Thousands of people who attended the Burning Man festival in the Nevada desert are still unable to leave the site after heavy rain turned the ground into a muddy mess. The festival, which ended on Sunday, September 3, 2023, was hit by a rare storm that dumped up to 0.8 inches of rain in 24 hours, creating ankle-deep mud that sticks to shoes and tires.
The rain forced the organizers to close the gate and the airport of Black Rock City, the temporary metropolis that hosts the festival, and to issue a shelter-in-place order for the 70,000 attendees. The organizers also advised the participants to conserve food, water and fuel, as they do not know when the roads will be dry enough for vehicles to navigate safely.
Some attendees tried to hike out of the site on foot, carrying their belongings and braving the slippery mud and cold weather.
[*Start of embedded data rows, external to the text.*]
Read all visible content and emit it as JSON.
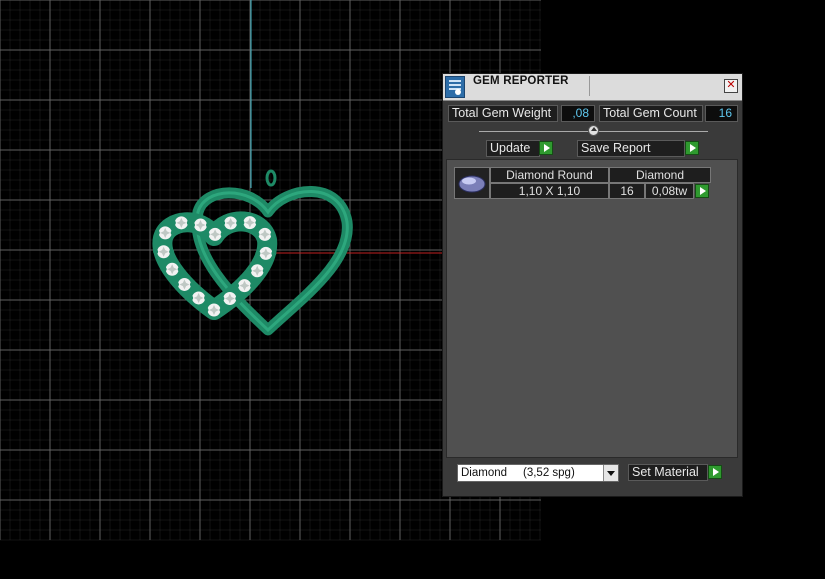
{
  "viewport": {
    "grid_color": "#6a6a6a",
    "axis_colors": {
      "vertical": "#3fb8c8",
      "horizontal": "#c02020"
    },
    "model_color": "#1e8a66",
    "gem_color": "#f2f2f2"
  },
  "panel": {
    "title": "GEM REPORTER",
    "close_glyph": "✕",
    "total_gem_weight_label": "Total Gem Weight",
    "total_gem_weight_value": ",08",
    "total_gem_count_label": "Total Gem Count",
    "total_gem_count_value": "16",
    "update_label": "Update",
    "save_report_label": "Save Report",
    "gems": [
      {
        "shape": "Diamond Round",
        "size": "1,10 X 1,10",
        "material": "Diamond",
        "count": "16",
        "weight": "0,08tw"
      }
    ],
    "material_select": "Diamond     (3,52 spg)",
    "set_material_label": "Set Material"
  }
}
Others stayed at their camps, hoping for the sun to return and dry the ground. Many expressed their frustration and disappointment on social media, as they missed their flights, work or other commitments.
The festival also witnessed a death on Saturday, which is under investigation by the local authorities. The cause of death has not been disclosed yet, but it is not believed to be related to the weather conditions.
Burning Man is an annual event that celebrates art, music and self-expression in a remote area of northwest Nevada. The festival is known for its elaborate installations, costumes and performances, as well as its principles of radical inclusion, self-reliance and leave no trace.
The organizers said they are working with the Bureau of Land Management and other agencies to monitor the situation and reopen the roads as soon as possible. They also thanked the attendees for their patience and cooperation.